=== Records supplied ===

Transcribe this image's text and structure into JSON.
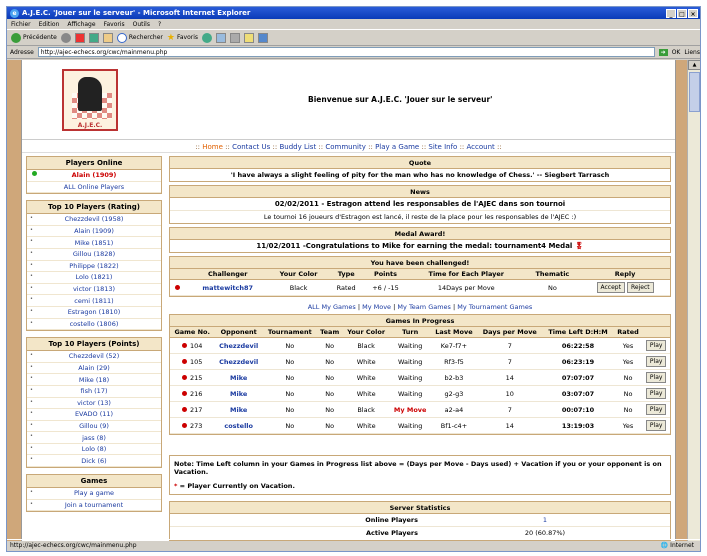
{
  "window": {
    "title": "A.J.E.C. 'Jouer sur le serveur' - Microsoft Internet Explorer"
  },
  "menu": [
    "Fichier",
    "Edition",
    "Affichage",
    "Favoris",
    "Outils",
    "?"
  ],
  "toolbar": {
    "back": "Précédente",
    "search": "Rechercher",
    "favorites": "Favoris"
  },
  "address": {
    "label": "Adresse",
    "url": "http://ajec-echecs.org/cwc/mainmenu.php",
    "go": "OK",
    "links": "Liens"
  },
  "header": {
    "logo_caption": "A.J.E.C.",
    "welcome": "Bienvenue sur A.J.E.C. 'Jouer sur le serveur'"
  },
  "nav": [
    "Home",
    "Contact Us",
    "Buddy List",
    "Community",
    "Play a Game",
    "Site Info",
    "Account"
  ],
  "players_online": {
    "title": "Players Online",
    "items": [
      "Alain (1909)",
      "ALL Online Players"
    ]
  },
  "top10_rating": {
    "title": "Top 10 Players (Rating)",
    "items": [
      "Chezzdevil (1958)",
      "Alain (1909)",
      "Mike (1851)",
      "Gillou (1828)",
      "Philippe (1822)",
      "Lolo (1821)",
      "victor (1813)",
      "cemi (1811)",
      "Estragon (1810)",
      "costello (1806)"
    ]
  },
  "top10_points": {
    "title": "Top 10 Players (Points)",
    "items": [
      "Chezzdevil (52)",
      "Alain (29)",
      "Mike (18)",
      "fish (17)",
      "victor (13)",
      "EVADO (11)",
      "Gillou (9)",
      "jass (8)",
      "Lolo (8)",
      "Dick (6)"
    ]
  },
  "games_box": {
    "title": "Games",
    "items": [
      "Play a game",
      "Join a tournament"
    ]
  },
  "quote": {
    "title": "Quote",
    "text": "'I have always a slight feeling of pity for the man who has no knowledge of Chess.' -- Siegbert Tarrasch"
  },
  "news": {
    "title": "News",
    "headline": "02/02/2011 - Estragon attend les responsables de l'AJEC dans son tournoi",
    "body": "Le tournoi 16 joueurs d'Estragon est lancé, il reste de la place pour les responsables de l'AJEC :)"
  },
  "medal": {
    "title": "Medal Award!",
    "text": "11/02/2011 -Congratulations to Mike for earning the medal: tournament4 Medal"
  },
  "challenge": {
    "title": "You have been challenged!",
    "headers": [
      "Challenger",
      "Your Color",
      "Type",
      "Points",
      "Time for Each Player",
      "Thematic",
      "Reply"
    ],
    "row": {
      "challenger": "mattewitch87",
      "color": "Black",
      "type": "Rated",
      "points": "+6 / -15",
      "time": "14Days per Move",
      "thematic": "No",
      "accept": "Accept",
      "reject": "Reject"
    }
  },
  "game_tabs": [
    "ALL My Games",
    "My Move",
    "My Team Games",
    "My Tournament Games"
  ],
  "games": {
    "title": "Games In Progress",
    "headers": [
      "Game No.",
      "Opponent",
      "Tournament",
      "Team",
      "Your Color",
      "Turn",
      "Last Move",
      "Days per Move",
      "Time Left D:H:M",
      "Rated",
      ""
    ],
    "rows": [
      {
        "no": "104",
        "opp": "Chezzdevil",
        "tour": "No",
        "team": "No",
        "color": "Black",
        "turn": "Waiting",
        "last": "Ke7-f7+",
        "days": "7",
        "left": "06:22:58",
        "rated": "Yes",
        "play": "Play"
      },
      {
        "no": "105",
        "opp": "Chezzdevil",
        "tour": "No",
        "team": "No",
        "color": "White",
        "turn": "Waiting",
        "last": "Rf3-f5",
        "days": "7",
        "left": "06:23:19",
        "rated": "Yes",
        "play": "Play"
      },
      {
        "no": "215",
        "opp": "Mike",
        "tour": "No",
        "team": "No",
        "color": "White",
        "turn": "Waiting",
        "last": "b2-b3",
        "days": "14",
        "left": "07:07:07",
        "rated": "No",
        "play": "Play"
      },
      {
        "no": "216",
        "opp": "Mike",
        "tour": "No",
        "team": "No",
        "color": "White",
        "turn": "Waiting",
        "last": "g2-g3",
        "days": "10",
        "left": "03:07:07",
        "rated": "No",
        "play": "Play"
      },
      {
        "no": "217",
        "opp": "Mike",
        "tour": "No",
        "team": "No",
        "color": "Black",
        "turn": "My Move",
        "last": "a2-a4",
        "days": "7",
        "left": "00:07:10",
        "rated": "No",
        "play": "Play"
      },
      {
        "no": "273",
        "opp": "costello",
        "tour": "No",
        "team": "No",
        "color": "White",
        "turn": "Waiting",
        "last": "Bf1-c4+",
        "days": "14",
        "left": "13:19:03",
        "rated": "Yes",
        "play": "Play"
      }
    ]
  },
  "note": {
    "text": "Note: Time Left column in your Games in Progress list above = (Days per Move - Days used) + Vacation if you or your opponent is on Vacation.",
    "vacation_star": "*",
    "vacation_text": "= Player Currently on Vacation."
  },
  "stats": {
    "title": "Server Statistics",
    "rows": [
      {
        "label": "Online Players",
        "value": "1"
      },
      {
        "label": "Active Players",
        "value": "20 (60.87%)"
      }
    ]
  },
  "status": {
    "url": "http://ajec-echecs.org/cwc/mainmenu.php",
    "zone": "Internet"
  }
}
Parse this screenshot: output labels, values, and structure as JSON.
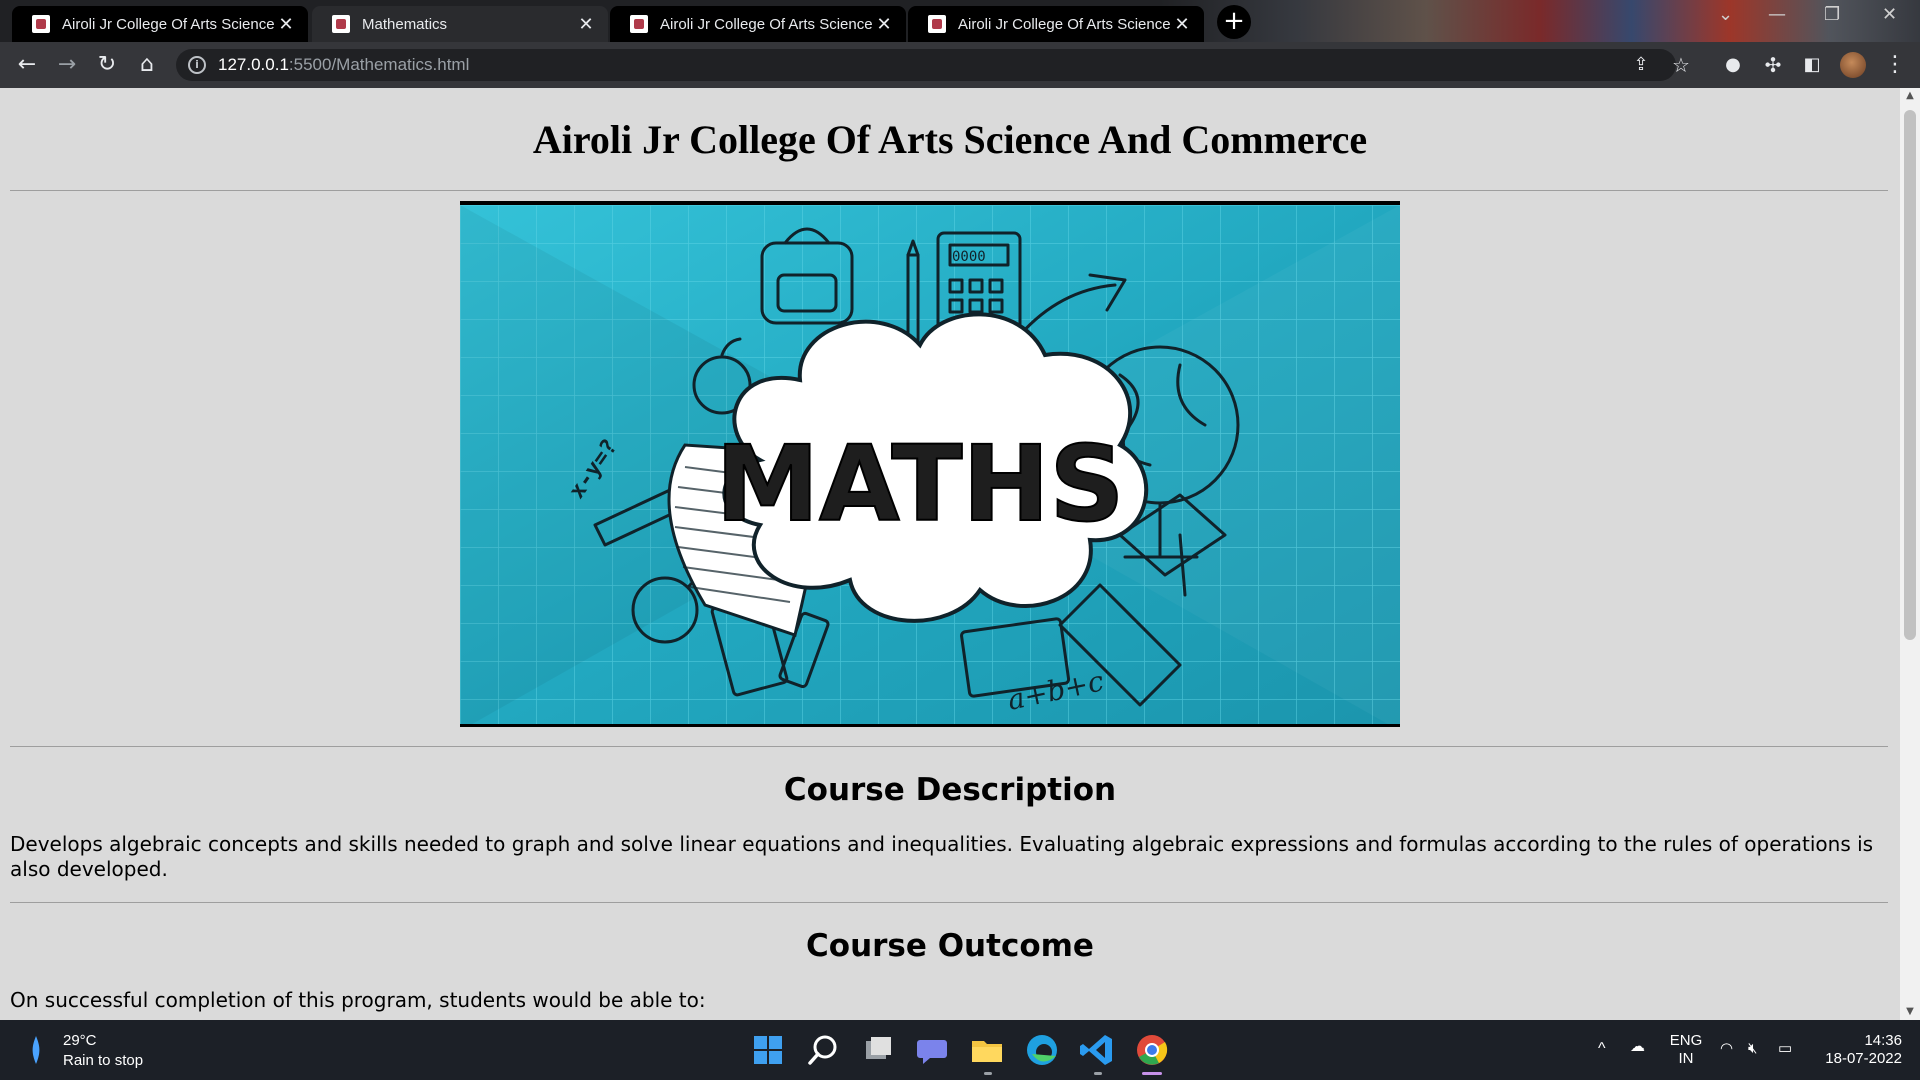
{
  "browser": {
    "tabs": [
      {
        "title": "Airoli Jr College Of Arts Science And Commerce"
      },
      {
        "title": "Mathematics"
      },
      {
        "title": "Airoli Jr College Of Arts Science And Commerce"
      },
      {
        "title": "Airoli Jr College Of Arts Science And Commerce"
      }
    ],
    "new_tab_label": "+",
    "url_host": "127.0.0.1",
    "url_rest": ":5500/Mathematics.html"
  },
  "page": {
    "site_title": "Airoli Jr College Of Arts Science And Commerce",
    "hero_image": {
      "main_text": "MATHS",
      "doodle_formula": "x-y=?",
      "doodle_sum": "a+b+c",
      "calc_digits": "0000"
    },
    "course_description_heading": "Course Description",
    "course_description_text": "Develops algebraic concepts and skills needed to graph and solve linear equations and inequalities. Evaluating algebraic expressions and formulas according to the rules of operations is also developed.",
    "course_outcome_heading": "Course Outcome",
    "course_outcome_intro": "On successful completion of this program, students would be able to:"
  },
  "taskbar": {
    "weather_temp": "29°C",
    "weather_desc": "Rain to stop",
    "lang_top": "ENG",
    "lang_bottom": "IN",
    "time": "14:36",
    "date": "18-07-2022"
  },
  "colors": {
    "page_bg": "#dadada",
    "hero_bg": "#2ab4cc",
    "tabstrip_bg": "#202124",
    "toolbar_bg": "#35363a",
    "taskbar_bg": "#1c2027"
  }
}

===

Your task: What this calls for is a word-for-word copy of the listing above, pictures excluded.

Finished exercise:
Transcribe this image's text and structure into JSON.
{
  "window": {
    "title": "A.J.E.C. 'Jouer sur le serveur' - Microsoft Internet Explorer"
  },
  "menu": [
    "Fichier",
    "Edition",
    "Affichage",
    "Favoris",
    "Outils",
    "?"
  ],
  "toolbar": {
    "back": "Précédente",
    "search": "Rechercher",
    "favorites": "Favoris"
  },
  "address": {
    "label": "Adresse",
    "url": "http://ajec-echecs.org/cwc/mainmenu.php",
    "go": "OK",
    "links": "Liens"
  },
  "header": {
    "logo_caption": "A.J.E.C.",
    "welcome": "Bienvenue sur A.J.E.C. 'Jouer sur le serveur'"
  },
  "nav": [
    "Home",
    "Contact Us",
    "Buddy List",
    "Community",
    "Play a Game",
    "Site Info",
    "Account"
  ],
  "players_online": {
    "title": "Players Online",
    "items": [
      "Alain (1909)",
      "ALL Online Players"
    ]
  },
  "top10_rating": {
    "title": "Top 10 Players (Rating)",
    "items": [
      "Chezzdevil (1958)",
      "Alain (1909)",
      "Mike (1851)",
      "Gillou (1828)",
      "Philippe (1822)",
      "Lolo (1821)",
      "victor (1813)",
      "cemi (1811)",
      "Estragon (1810)",
      "costello (1806)"
    ]
  },
  "top10_points": {
    "title": "Top 10 Players (Points)",
    "items": [
      "Chezzdevil (52)",
      "Alain (29)",
      "Mike (18)",
      "fish (17)",
      "victor (13)",
      "EVADO (11)",
      "Gillou (9)",
      "jass (8)",
      "Lolo (8)",
      "Dick (6)"
    ]
  },
  "games_box": {
    "title": "Games",
    "items": [
      "Play a game",
      "Join a tournament"
    ]
  },
  "quote": {
    "title": "Quote",
    "text": "'I have always a slight feeling of pity for the man who has no knowledge of Chess.' -- Siegbert Tarrasch"
  },
  "news": {
    "title": "News",
    "headline": "02/02/2011 - Estragon attend les responsables de l'AJEC dans son tournoi",
    "body": "Le tournoi 16 joueurs d'Estragon est lancé, il reste de la place pour les responsables de l'AJEC :)"
  },
  "medal": {
    "title": "Medal Award!",
    "text": "11/02/2011 -Congratulations to Mike for earning the medal: tournament4 Medal"
  },
  "challenge": {
    "title": "You have been challenged!",
    "headers": [
      "Challenger",
      "Your Color",
      "Type",
      "Points",
      "Time for Each Player",
      "Thematic",
      "Reply"
    ],
    "row": {
      "challenger": "mattewitch87",
      "color": "Black",
      "type": "Rated",
      "points": "+6 / -15",
      "time": "14Days per Move",
      "thematic": "No",
      "accept": "Accept",
      "reject": "Reject"
    }
  },
  "game_tabs": [
    "ALL My Games",
    "My Move",
    "My Team Games",
    "My Tournament Games"
  ],
  "games": {
    "title": "Games In Progress",
    "headers": [
      "Game No.",
      "Opponent",
      "Tournament",
      "Team",
      "Your Color",
      "Turn",
      "Last Move",
      "Days per Move",
      "Time Left D:H:M",
      "Rated",
      ""
    ],
    "rows": [
      {
        "no": "104",
        "opp": "Chezzdevil",
        "tour": "No",
        "team": "No",
        "color": "Black",
        "turn": "Waiting",
        "last": "Ke7-f7+",
        "days": "7",
        "left": "06:22:58",
        "rated": "Yes",
        "play": "Play"
      },
      {
        "no": "105",
        "opp": "Chezzdevil",
        "tour": "No",
        "team": "No",
        "color": "White",
        "turn": "Waiting",
        "last": "Rf3-f5",
        "days": "7",
        "left": "06:23:19",
        "rated": "Yes",
        "play": "Play"
      },
      {
        "no": "215",
        "opp": "Mike",
        "tour": "No",
        "team": "No",
        "color": "White",
        "turn": "Waiting",
        "last": "b2-b3",
        "days": "14",
        "left": "07:07:07",
        "rated": "No",
        "play": "Play"
      },
      {
        "no": "216",
        "opp": "Mike",
        "tour": "No",
        "team": "No",
        "color": "White",
        "turn": "Waiting",
        "last": "g2-g3",
        "days": "10",
        "left": "03:07:07",
        "rated": "No",
        "play": "Play"
      },
      {
        "no": "217",
        "opp": "Mike",
        "tour": "No",
        "team": "No",
        "color": "Black",
        "turn": "My Move",
        "last": "a2-a4",
        "days": "7",
        "left": "00:07:10",
        "rated": "No",
        "play": "Play"
      },
      {
        "no": "273",
        "opp": "costello",
        "tour": "No",
        "team": "No",
        "color": "White",
        "turn": "Waiting",
        "last": "Bf1-c4+",
        "days": "14",
        "left": "13:19:03",
        "rated": "Yes",
        "play": "Play"
      }
    ]
  },
  "note": {
    "text": "Note: Time Left column in your Games in Progress list above = (Days per Move - Days used) + Vacation if you or your opponent is on Vacation.",
    "vacation_star": "*",
    "vacation_text": "= Player Currently on Vacation."
  },
  "stats": {
    "title": "Server Statistics",
    "rows": [
      {
        "label": "Online Players",
        "value": "1"
      },
      {
        "label": "Active Players",
        "value": "20 (60.87%)"
      }
    ]
  },
  "status": {
    "url": "http://ajec-echecs.org/cwc/mainmenu.php",
    "zone": "Internet"
  }
}
Parse this screenshot: output labels, values, and structure as JSON.
{
  "browser": {
    "tabs": [
      {
        "title": "Airoli Jr College Of Arts Science And Commerce"
      },
      {
        "title": "Mathematics"
      },
      {
        "title": "Airoli Jr College Of Arts Science And Commerce"
      },
      {
        "title": "Airoli Jr College Of Arts Science And Commerce"
      }
    ],
    "new_tab_label": "+",
    "url_host": "127.0.0.1",
    "url_rest": ":5500/Mathematics.html"
  },
  "page": {
    "site_title": "Airoli Jr College Of Arts Science And Commerce",
    "hero_image": {
      "main_text": "MATHS",
      "doodle_formula": "x-y=?",
      "doodle_sum": "a+b+c",
      "calc_digits": "0000"
    },
    "course_description_heading": "Course Description",
    "course_description_text": "Develops algebraic concepts and skills needed to graph and solve linear equations and inequalities. Evaluating algebraic expressions and formulas according to the rules of operations is also developed.",
    "course_outcome_heading": "Course Outcome",
    "course_outcome_intro": "On successful completion of this program, students would be able to:"
  },
  "taskbar": {
    "weather_temp": "29°C",
    "weather_desc": "Rain to stop",
    "lang_top": "ENG",
    "lang_bottom": "IN",
    "time": "14:36",
    "date": "18-07-2022"
  },
  "colors": {
    "page_bg": "#dadada",
    "hero_bg": "#2ab4cc",
    "tabstrip_bg": "#202124",
    "toolbar_bg": "#35363a",
    "taskbar_bg": "#1c2027"
  }
}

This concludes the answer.